PROBLEM STATEMENT – Your output must match the records below character for character.

*** PROVIDED RECORDS Section Begins ***

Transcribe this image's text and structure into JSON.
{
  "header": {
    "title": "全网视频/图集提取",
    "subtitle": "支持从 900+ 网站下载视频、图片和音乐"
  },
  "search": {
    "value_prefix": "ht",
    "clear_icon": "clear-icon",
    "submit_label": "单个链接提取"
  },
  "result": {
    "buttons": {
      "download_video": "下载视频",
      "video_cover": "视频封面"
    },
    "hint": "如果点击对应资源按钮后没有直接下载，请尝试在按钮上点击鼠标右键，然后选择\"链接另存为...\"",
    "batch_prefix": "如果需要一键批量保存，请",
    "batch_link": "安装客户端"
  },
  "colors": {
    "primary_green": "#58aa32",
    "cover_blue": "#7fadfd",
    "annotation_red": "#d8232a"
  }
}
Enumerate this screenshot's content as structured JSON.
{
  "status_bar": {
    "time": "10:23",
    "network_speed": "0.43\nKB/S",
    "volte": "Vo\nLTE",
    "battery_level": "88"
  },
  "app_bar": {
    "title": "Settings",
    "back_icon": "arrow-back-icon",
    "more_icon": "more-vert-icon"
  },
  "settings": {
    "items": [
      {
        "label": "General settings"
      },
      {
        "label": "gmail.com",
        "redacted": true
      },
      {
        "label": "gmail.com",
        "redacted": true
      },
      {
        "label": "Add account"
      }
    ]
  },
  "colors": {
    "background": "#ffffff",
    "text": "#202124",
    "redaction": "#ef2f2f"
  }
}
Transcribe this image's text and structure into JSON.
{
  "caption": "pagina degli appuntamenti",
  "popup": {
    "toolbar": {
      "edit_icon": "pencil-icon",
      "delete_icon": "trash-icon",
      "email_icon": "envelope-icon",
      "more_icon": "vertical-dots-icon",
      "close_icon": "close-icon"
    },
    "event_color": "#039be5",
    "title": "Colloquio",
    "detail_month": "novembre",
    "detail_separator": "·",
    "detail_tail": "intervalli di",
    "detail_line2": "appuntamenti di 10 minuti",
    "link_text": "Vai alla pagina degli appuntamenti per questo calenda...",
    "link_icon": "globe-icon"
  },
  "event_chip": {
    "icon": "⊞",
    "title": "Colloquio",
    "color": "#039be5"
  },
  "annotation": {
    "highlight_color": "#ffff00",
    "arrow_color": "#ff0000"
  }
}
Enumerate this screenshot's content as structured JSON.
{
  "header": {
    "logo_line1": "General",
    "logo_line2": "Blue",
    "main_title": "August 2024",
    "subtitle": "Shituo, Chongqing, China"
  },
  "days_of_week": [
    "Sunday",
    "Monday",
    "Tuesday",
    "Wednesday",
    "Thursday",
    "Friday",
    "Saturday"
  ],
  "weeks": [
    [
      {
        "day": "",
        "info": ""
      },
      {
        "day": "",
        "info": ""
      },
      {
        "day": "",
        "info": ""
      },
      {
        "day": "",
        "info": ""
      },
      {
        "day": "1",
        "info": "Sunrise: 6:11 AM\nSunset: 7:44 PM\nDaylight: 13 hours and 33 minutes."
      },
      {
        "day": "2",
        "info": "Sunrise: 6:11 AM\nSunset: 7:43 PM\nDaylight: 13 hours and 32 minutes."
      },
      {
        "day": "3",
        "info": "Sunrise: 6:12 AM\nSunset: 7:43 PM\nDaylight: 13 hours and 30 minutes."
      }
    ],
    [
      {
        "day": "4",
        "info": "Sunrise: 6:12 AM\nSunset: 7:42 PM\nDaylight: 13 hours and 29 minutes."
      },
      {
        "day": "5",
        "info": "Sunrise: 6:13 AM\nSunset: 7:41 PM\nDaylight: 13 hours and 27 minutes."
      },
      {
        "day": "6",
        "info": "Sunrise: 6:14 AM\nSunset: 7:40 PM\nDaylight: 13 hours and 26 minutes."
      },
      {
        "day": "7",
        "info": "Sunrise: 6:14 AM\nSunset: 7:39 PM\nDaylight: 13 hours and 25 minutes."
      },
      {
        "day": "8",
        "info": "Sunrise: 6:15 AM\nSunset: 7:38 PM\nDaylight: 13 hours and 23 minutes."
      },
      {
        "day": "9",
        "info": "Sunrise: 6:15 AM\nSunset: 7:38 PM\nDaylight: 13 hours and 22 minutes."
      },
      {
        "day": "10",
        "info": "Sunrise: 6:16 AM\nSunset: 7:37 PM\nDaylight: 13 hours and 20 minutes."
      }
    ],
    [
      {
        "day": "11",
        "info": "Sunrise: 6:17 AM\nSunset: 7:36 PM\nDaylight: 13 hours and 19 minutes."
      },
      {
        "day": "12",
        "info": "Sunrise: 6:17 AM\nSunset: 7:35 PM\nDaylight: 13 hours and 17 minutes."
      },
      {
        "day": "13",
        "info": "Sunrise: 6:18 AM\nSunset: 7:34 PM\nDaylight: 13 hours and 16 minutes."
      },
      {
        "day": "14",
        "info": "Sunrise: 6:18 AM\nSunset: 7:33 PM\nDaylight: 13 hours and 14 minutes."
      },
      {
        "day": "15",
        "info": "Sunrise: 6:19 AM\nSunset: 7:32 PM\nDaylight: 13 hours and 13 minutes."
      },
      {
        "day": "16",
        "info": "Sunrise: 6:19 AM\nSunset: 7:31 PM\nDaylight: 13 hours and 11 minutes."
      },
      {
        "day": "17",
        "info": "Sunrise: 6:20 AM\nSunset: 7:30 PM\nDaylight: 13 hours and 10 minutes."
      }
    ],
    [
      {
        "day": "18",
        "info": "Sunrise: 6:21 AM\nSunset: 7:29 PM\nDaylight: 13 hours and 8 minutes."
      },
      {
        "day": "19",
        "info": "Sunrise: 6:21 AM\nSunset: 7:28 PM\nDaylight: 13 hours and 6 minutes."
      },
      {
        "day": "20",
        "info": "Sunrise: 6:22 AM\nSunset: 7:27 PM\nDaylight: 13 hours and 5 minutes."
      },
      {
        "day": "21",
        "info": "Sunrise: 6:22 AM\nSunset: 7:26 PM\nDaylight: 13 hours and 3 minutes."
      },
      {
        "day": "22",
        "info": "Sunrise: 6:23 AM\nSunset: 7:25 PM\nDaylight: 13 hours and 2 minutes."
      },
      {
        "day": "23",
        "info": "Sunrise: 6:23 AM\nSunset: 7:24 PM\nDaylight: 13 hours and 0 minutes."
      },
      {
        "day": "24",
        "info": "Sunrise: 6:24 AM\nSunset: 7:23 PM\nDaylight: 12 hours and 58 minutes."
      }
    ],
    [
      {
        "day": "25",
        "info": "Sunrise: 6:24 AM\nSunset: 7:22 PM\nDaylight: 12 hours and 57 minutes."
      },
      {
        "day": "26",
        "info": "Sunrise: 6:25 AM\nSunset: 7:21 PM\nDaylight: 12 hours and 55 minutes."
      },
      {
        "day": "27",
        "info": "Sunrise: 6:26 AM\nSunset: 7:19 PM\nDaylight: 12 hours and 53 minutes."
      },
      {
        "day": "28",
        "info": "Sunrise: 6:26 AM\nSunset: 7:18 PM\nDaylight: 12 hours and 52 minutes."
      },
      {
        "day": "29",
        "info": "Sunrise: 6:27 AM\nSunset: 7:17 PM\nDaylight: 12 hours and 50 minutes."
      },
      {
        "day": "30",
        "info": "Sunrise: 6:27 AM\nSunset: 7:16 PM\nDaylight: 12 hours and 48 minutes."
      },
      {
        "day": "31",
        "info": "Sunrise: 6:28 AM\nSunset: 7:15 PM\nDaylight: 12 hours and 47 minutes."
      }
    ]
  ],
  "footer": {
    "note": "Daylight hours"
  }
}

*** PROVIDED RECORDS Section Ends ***

RESPONSE BELOW –
Transcribe this image's text and structure into JSON.
{
  "header": {
    "title": "全网视频/图集提取",
    "subtitle": "支持从 900+ 网站下载视频、图片和音乐"
  },
  "search": {
    "value_prefix": "ht",
    "clear_icon": "clear-icon",
    "submit_label": "单个链接提取"
  },
  "result": {
    "buttons": {
      "download_video": "下载视频",
      "video_cover": "视频封面"
    },
    "hint": "如果点击对应资源按钮后没有直接下载，请尝试在按钮上点击鼠标右键，然后选择\"链接另存为...\"",
    "batch_prefix": "如果需要一键批量保存，请",
    "batch_link": "安装客户端"
  },
  "colors": {
    "primary_green": "#58aa32",
    "cover_blue": "#7fadfd",
    "annotation_red": "#d8232a"
  }
}
Enumerate this screenshot's content as structured JSON.
{
  "status_bar": {
    "time": "10:23",
    "network_speed": "0.43\nKB/S",
    "volte": "Vo\nLTE",
    "battery_level": "88"
  },
  "app_bar": {
    "title": "Settings",
    "back_icon": "arrow-back-icon",
    "more_icon": "more-vert-icon"
  },
  "settings": {
    "items": [
      {
        "label": "General settings"
      },
      {
        "label": "gmail.com",
        "redacted": true
      },
      {
        "label": "gmail.com",
        "redacted": true
      },
      {
        "label": "Add account"
      }
    ]
  },
  "colors": {
    "background": "#ffffff",
    "text": "#202124",
    "redaction": "#ef2f2f"
  }
}
Transcribe this image's text and structure into JSON.
{
  "caption": "pagina degli appuntamenti",
  "popup": {
    "toolbar": {
      "edit_icon": "pencil-icon",
      "delete_icon": "trash-icon",
      "email_icon": "envelope-icon",
      "more_icon": "vertical-dots-icon",
      "close_icon": "close-icon"
    },
    "event_color": "#039be5",
    "title": "Colloquio",
    "detail_month": "novembre",
    "detail_separator": "·",
    "detail_tail": "intervalli di",
    "detail_line2": "appuntamenti di 10 minuti",
    "link_text": "Vai alla pagina degli appuntamenti per questo calenda...",
    "link_icon": "globe-icon"
  },
  "event_chip": {
    "icon": "⊞",
    "title": "Colloquio",
    "color": "#039be5"
  },
  "annotation": {
    "highlight_color": "#ffff00",
    "arrow_color": "#ff0000"
  }
}
Enumerate this screenshot's content as structured JSON.
{
  "header": {
    "logo_line1": "General",
    "logo_line2": "Blue",
    "main_title": "August 2024",
    "subtitle": "Shituo, Chongqing, China"
  },
  "days_of_week": [
    "Sunday",
    "Monday",
    "Tuesday",
    "Wednesday",
    "Thursday",
    "Friday",
    "Saturday"
  ],
  "weeks": [
    [
      {
        "day": "",
        "info": ""
      },
      {
        "day": "",
        "info": ""
      },
      {
        "day": "",
        "info": ""
      },
      {
        "day": "",
        "info": ""
      },
      {
        "day": "1",
        "info": "Sunrise: 6:11 AM\nSunset: 7:44 PM\nDaylight: 13 hours and 33 minutes."
      },
      {
        "day": "2",
        "info": "Sunrise: 6:11 AM\nSunset: 7:43 PM\nDaylight: 13 hours and 32 minutes."
      },
      {
        "day": "3",
        "info": "Sunrise: 6:12 AM\nSunset: 7:43 PM\nDaylight: 13 hours and 30 minutes."
      }
    ],
    [
      {
        "day": "4",
        "info": "Sunrise: 6:12 AM\nSunset: 7:42 PM\nDaylight: 13 hours and 29 minutes."
      },
      {
        "day": "5",
        "info": "Sunrise: 6:13 AM\nSunset: 7:41 PM\nDaylight: 13 hours and 27 minutes."
      },
      {
        "day": "6",
        "info": "Sunrise: 6:14 AM\nSunset: 7:40 PM\nDaylight: 13 hours and 26 minutes."
      },
      {
        "day": "7",
        "info": "Sunrise: 6:14 AM\nSunset: 7:39 PM\nDaylight: 13 hours and 25 minutes."
      },
      {
        "day": "8",
        "info": "Sunrise: 6:15 AM\nSunset: 7:38 PM\nDaylight: 13 hours and 23 minutes."
      },
      {
        "day": "9",
        "info": "Sunrise: 6:15 AM\nSunset: 7:38 PM\nDaylight: 13 hours and 22 minutes."
      },
      {
        "day": "10",
        "info": "Sunrise: 6:16 AM\nSunset: 7:37 PM\nDaylight: 13 hours and 20 minutes."
      }
    ],
    [
      {
        "day": "11",
        "info": "Sunrise: 6:17 AM\nSunset: 7:36 PM\nDaylight: 13 hours and 19 minutes."
      },
      {
        "day": "12",
        "info": "Sunrise: 6:17 AM\nSunset: 7:35 PM\nDaylight: 13 hours and 17 minutes."
      },
      {
        "day": "13",
        "info": "Sunrise: 6:18 AM\nSunset: 7:34 PM\nDaylight: 13 hours and 16 minutes."
      },
      {
        "day": "14",
        "info": "Sunrise: 6:18 AM\nSunset: 7:33 PM\nDaylight: 13 hours and 14 minutes."
      },
      {
        "day": "15",
        "info": "Sunrise: 6:19 AM\nSunset: 7:32 PM\nDaylight: 13 hours and 13 minutes."
      },
      {
        "day": "16",
        "info": "Sunrise: 6:19 AM\nSunset: 7:31 PM\nDaylight: 13 hours and 11 minutes."
      },
      {
        "day": "17",
        "info": "Sunrise: 6:20 AM\nSunset: 7:30 PM\nDaylight: 13 hours and 10 minutes."
      }
    ],
    [
      {
        "day": "18",
        "info": "Sunrise: 6:21 AM\nSunset: 7:29 PM\nDaylight: 13 hours and 8 minutes."
      },
      {
        "day": "19",
        "info": "Sunrise: 6:21 AM\nSunset: 7:28 PM\nDaylight: 13 hours and 6 minutes."
      },
      {
        "day": "20",
        "info": "Sunrise: 6:22 AM\nSunset: 7:27 PM\nDaylight: 13 hours and 5 minutes."
      },
      {
        "day": "21",
        "info": "Sunrise: 6:22 AM\nSunset: 7:26 PM\nDaylight: 13 hours and 3 minutes."
      },
      {
        "day": "22",
        "info": "Sunrise: 6:23 AM\nSunset: 7:25 PM\nDaylight: 13 hours and 2 minutes."
      },
      {
        "day": "23",
        "info": "Sunrise: 6:23 AM\nSunset: 7:24 PM\nDaylight: 13 hours and 0 minutes."
      },
      {
        "day": "24",
        "info": "Sunrise: 6:24 AM\nSunset: 7:23 PM\nDaylight: 12 hours and 58 minutes."
      }
    ],
    [
      {
        "day": "25",
        "info": "Sunrise: 6:24 AM\nSunset: 7:22 PM\nDaylight: 12 hours and 57 minutes."
      },
      {
        "day": "26",
        "info": "Sunrise: 6:25 AM\nSunset: 7:21 PM\nDaylight: 12 hours and 55 minutes."
      },
      {
        "day": "27",
        "info": "Sunrise: 6:26 AM\nSunset: 7:19 PM\nDaylight: 12 hours and 53 minutes."
      },
      {
        "day": "28",
        "info": "Sunrise: 6:26 AM\nSunset: 7:18 PM\nDaylight: 12 hours and 52 minutes."
      },
      {
        "day": "29",
        "info": "Sunrise: 6:27 AM\nSunset: 7:17 PM\nDaylight: 12 hours and 50 minutes."
      },
      {
        "day": "30",
        "info": "Sunrise: 6:27 AM\nSunset: 7:16 PM\nDaylight: 12 hours and 48 minutes."
      },
      {
        "day": "31",
        "info": "Sunrise: 6:28 AM\nSunset: 7:15 PM\nDaylight: 12 hours and 47 minutes."
      }
    ]
  ],
  "footer": {
    "note": "Daylight hours"
  }
}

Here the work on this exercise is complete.